Google is now selling stock Android editions of the Samsung Galaxy S4 and HTC One in addition to the Nexus 4, featuring Google’s software without the usual manufacturer customizations. You can get a more stock Android-like experience on your existing phone, too.
Most Android manufacturers take advantage of Android’s openness to replace the standard launcher and even other applications like the keyboard and calendar app. We’ll show you how to get the more Google-driven experience on your phone.
Replace Your Launcher
The “launcher” is the part of Android that handles your home screens and app drawer. Many manufacturers replace Android’s default launcher with their own. Unfortunately, they also strip Android’s standard launcher out of the phone so you can’t use it if you prefer it. Google doesn’t yet offer the stock Android launcher on Google Play, although they’ve recently been trying to make Android more modular, so Android’s launcher may be available from Google Play in the future.
While you can’t yet install Google’s official launcher, you can install third-party launchers. Some third-party launchers are very different, while others are very similar to Google’s stock Android launcher with only a few more configuration options. If you’re looking for one just like Android’s default launcher, install Nova Launcher. The standard version is free — the paid version just gets you some additional configuration features that aren’t found in Google’s default launcher, anyway.
After installing Nova Launcher — or any other launcher — just tap your home button and select Nova Launcher. Select Always and Nova Launcher will become your default launcher.
Install Google Keyboard
If your phone’s manufacturer has stripped out Android’s default keyboard and added their own, you can install Google’s official Android keyboard. Known as Google Keyboard on the Play Store, this keyboard is the same as the keyboard added in Android 4.2 and contains all the good the swiping and autocorrect features.
Best of all, it can be installed on Android 4.0 and up, so if you’re using a device that hasn’t yet been updated to Android 4.2, you’ll be able to install it and get a more advanced keyboard — assuming your device is using Android 4.0 or later.
Install Google Calendar
Some manufacturers replace Google’s official Calendar app with their own, inferior calendar app. If you’re an Android user and a user of Google’s services, you’ll probably want to use Google’s official Google Calendar app for the best experience and integration with Google Calendar.
Like Google Keyboard, this app was once only available if it was included on your device in your manufacturer’s skin. However, you can now install the Google Calendar app from Google Play to get Google’s official Calendar app on any device — as long as you’re using Android 4.0.3 or later.
Replace Your Lock Screen
Manufacturers love customizing their phone’s lock screens. Google doesn’t offer Android Jelly Bean’s default lock screen in Google Play, but you can get a very similar experience by installing Holo Locker. Just install the app, launch it, and enable it — your phone or tablet will now have a lock screen that looks and functions just like Android 4.1′s default lock screen.
Other Official Google Apps
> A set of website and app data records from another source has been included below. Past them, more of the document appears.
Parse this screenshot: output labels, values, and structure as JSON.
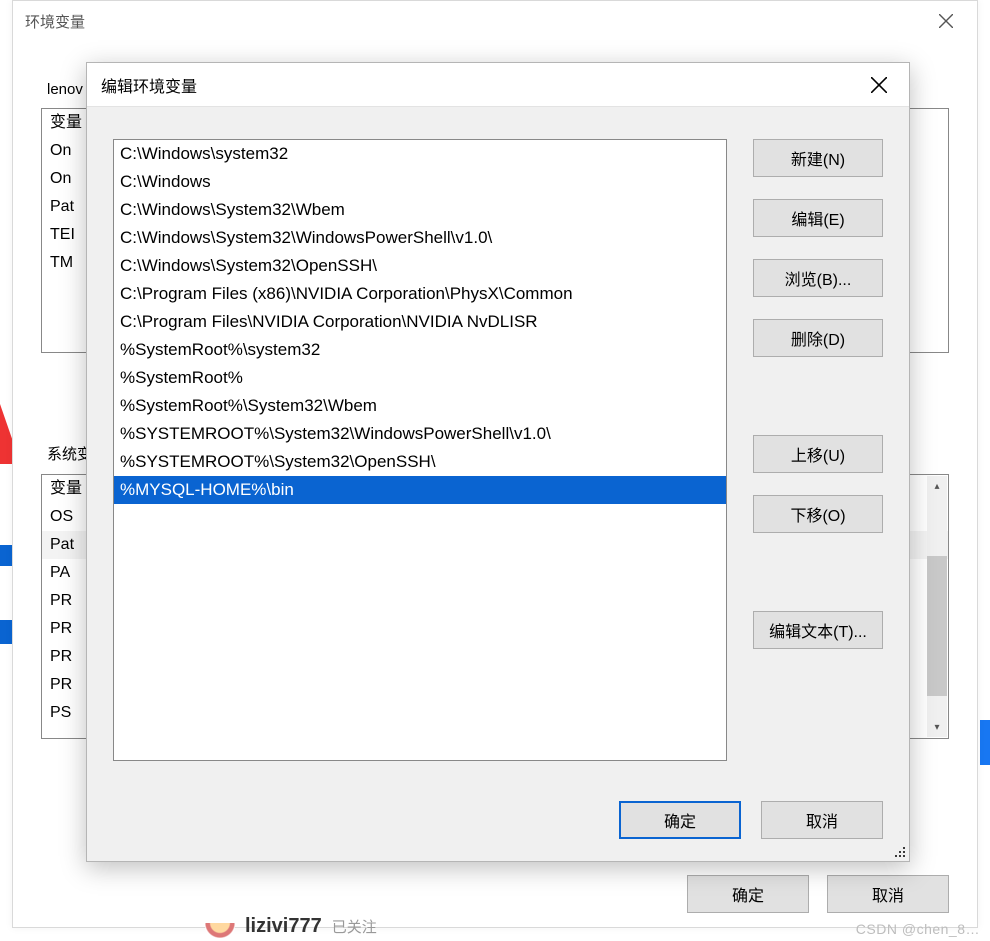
{
  "env_window": {
    "title": "环境变量",
    "user_section_label": "lenov",
    "user_rows": [
      "变量",
      "On",
      "On",
      "Pat",
      "TEI",
      "TM"
    ],
    "sys_section_label": "系统变",
    "sys_rows": [
      "变量",
      "OS",
      "Pat",
      "PA",
      "PR",
      "PR",
      "PR",
      "PR",
      "PS"
    ],
    "sys_selected_index": 2,
    "ok": "确定",
    "cancel": "取消"
  },
  "edit_dialog": {
    "title": "编辑环境变量",
    "paths": [
      "C:\\Windows\\system32",
      "C:\\Windows",
      "C:\\Windows\\System32\\Wbem",
      "C:\\Windows\\System32\\WindowsPowerShell\\v1.0\\",
      "C:\\Windows\\System32\\OpenSSH\\",
      "C:\\Program Files (x86)\\NVIDIA Corporation\\PhysX\\Common",
      "C:\\Program Files\\NVIDIA Corporation\\NVIDIA NvDLISR",
      "%SystemRoot%\\system32",
      "%SystemRoot%",
      "%SystemRoot%\\System32\\Wbem",
      "%SYSTEMROOT%\\System32\\WindowsPowerShell\\v1.0\\",
      "%SYSTEMROOT%\\System32\\OpenSSH\\",
      "%MYSQL-HOME%\\bin"
    ],
    "selected_index": 12,
    "buttons": {
      "new": "新建(N)",
      "edit": "编辑(E)",
      "browse": "浏览(B)...",
      "delete": "删除(D)",
      "move_up": "上移(U)",
      "move_down": "下移(O)",
      "edit_text": "编辑文本(T)...",
      "ok": "确定",
      "cancel": "取消"
    }
  },
  "misc": {
    "watermark": "CSDN @chen_8…",
    "username_fragment": "lizivi777",
    "label_fragment": "(U)",
    "follow_fragment": "已关注"
  }
}
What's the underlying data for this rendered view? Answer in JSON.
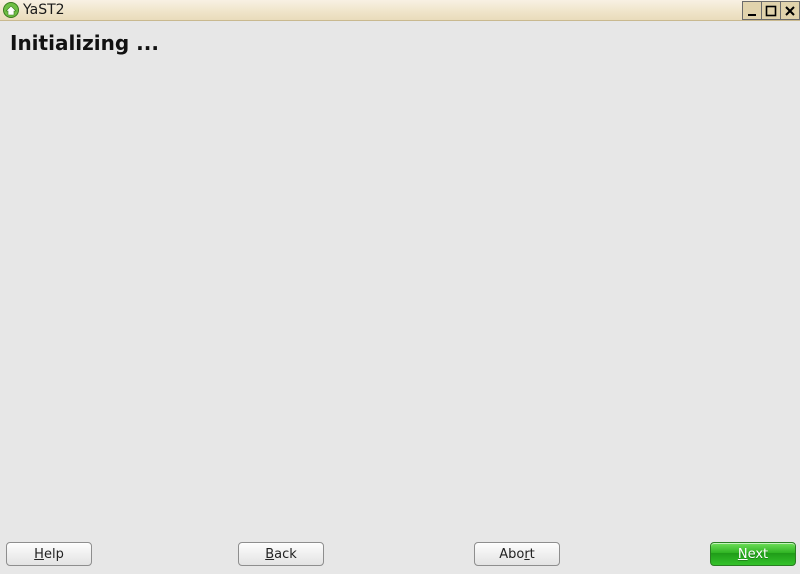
{
  "window": {
    "title": "YaST2",
    "icon": "yast-house-icon"
  },
  "heading": "Initializing ...",
  "buttons": {
    "help": {
      "pre": "",
      "mn": "H",
      "post": "elp"
    },
    "back": {
      "pre": "",
      "mn": "B",
      "post": "ack"
    },
    "abort": {
      "pre": "Abo",
      "mn": "r",
      "post": "t"
    },
    "next": {
      "pre": "",
      "mn": "N",
      "post": "ext"
    }
  },
  "colors": {
    "primary_button": "#34c22a",
    "titlebar_gradient_top": "#f8f1e3",
    "titlebar_gradient_bottom": "#e9dcbb",
    "background": "#e7e7e7"
  }
}
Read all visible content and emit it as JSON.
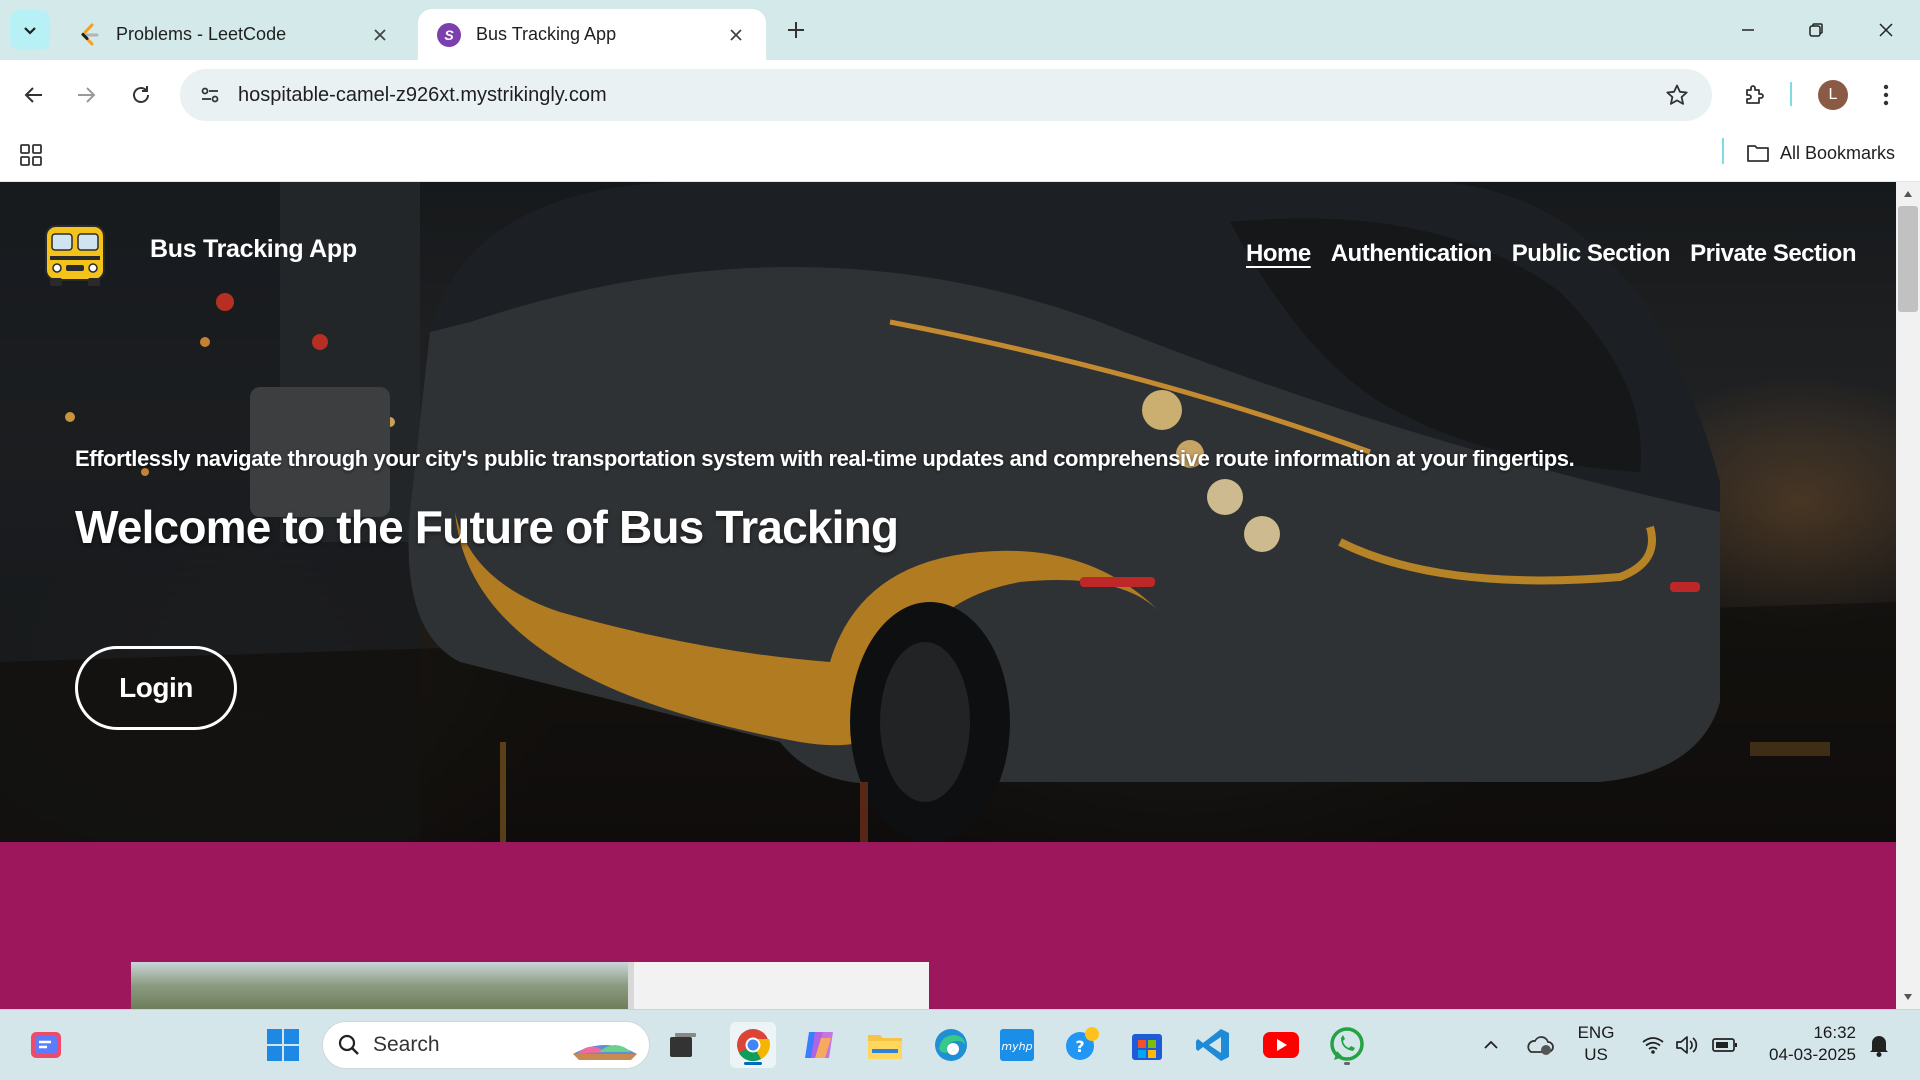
{
  "browser": {
    "tabs": [
      {
        "title": "Problems - LeetCode",
        "active": false
      },
      {
        "title": "Bus Tracking App",
        "active": true
      }
    ],
    "url": "hospitable-camel-z926xt.mystrikingly.com",
    "profile_initial": "L",
    "bookmarks_label": "All Bookmarks"
  },
  "site": {
    "brand": "Bus Tracking App",
    "nav": [
      "Home",
      "Authentication",
      "Public Section",
      "Private Section"
    ],
    "current_nav": "Home",
    "tagline": "Effortlessly navigate through your city's public transportation system with real-time updates and comprehensive route information at your fingertips.",
    "headline": "Welcome to the Future of Bus Tracking",
    "login_button": "Login",
    "section2_color": "#9d175d"
  },
  "taskbar": {
    "search_placeholder": "Search",
    "language": "ENG",
    "region": "US",
    "time": "16:32",
    "date": "04-03-2025",
    "apps": [
      "start",
      "search",
      "widgets",
      "chrome",
      "copilot",
      "file-explorer",
      "edge",
      "myhp",
      "help",
      "store",
      "vscode",
      "youtube",
      "whatsapp"
    ]
  }
}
Many of Google’s official apps are available on Google Play, although they may not come by default on all phones. For example, some phones ship with the Google Earth app, while some phones don’t. Either way, you can install it from Google Play. To browse a full list of Google’s apps, look through the Apps by Google page and install the apps you want.
Unofficial Ports of Stock Apps
Apps like the standard Gallery, Camera, Calculator, and Clock apps are not available from Google Play. However, some developers have gone out of their way to port unofficial versions and make them available in the Play Store. For example, Moblynx offers free, ported versions of the Gallery, Camera, Calculator and Clock apps from Ice Cream Sandwich and Jelly Bean versions of Android. If your phone includes your manufacturer’s versions of these apps and you’re not happy with them, you may want to install these unofficial ports of the official versions.
Flash a Custom ROM
Flashing a new ROM on your Android phone is the only way to get the complete stock Android, Nexus-like experience. There are certain things you just can’t change without installing a completely new build of Android. You can’t get rid of your manufacturer’s skin over Android and go back to the stock experience, nor can you install certain default Android apps, like the standard People app.
Most popular Android phones will be able to install something like the popular CyanogenMod, which has some tweaks but is very close to the stock Android-like experience. If you have a Samsung Galaxy S4 or HTC One, you’ll probably be able to install the Android ROM from the “Google Play Edition” versions of these phones to get a more official, Nexus-like experience — although installing these ROMs on the standard versions of these phones isn’t officially supported.
For more information, read our guide to flashing custom ROMs.
Installing these apps — or even installing a custom ROM like Cyanogenmod — won’t give you the complete Nexus experience with timely official updates. However, they can help smooth over the rough edges in your device manufacturer’s customized software and give you an experience more like the one Google’s Android designers envisioned.
Image Credit: Dru Kelly on Flickr
Chris Hoffman is a technology writer and all-around computer geek. He's as at home using the Linux terminal as he is digging into the Windows registry. Connect with him on Google+.
- Published 07/16/13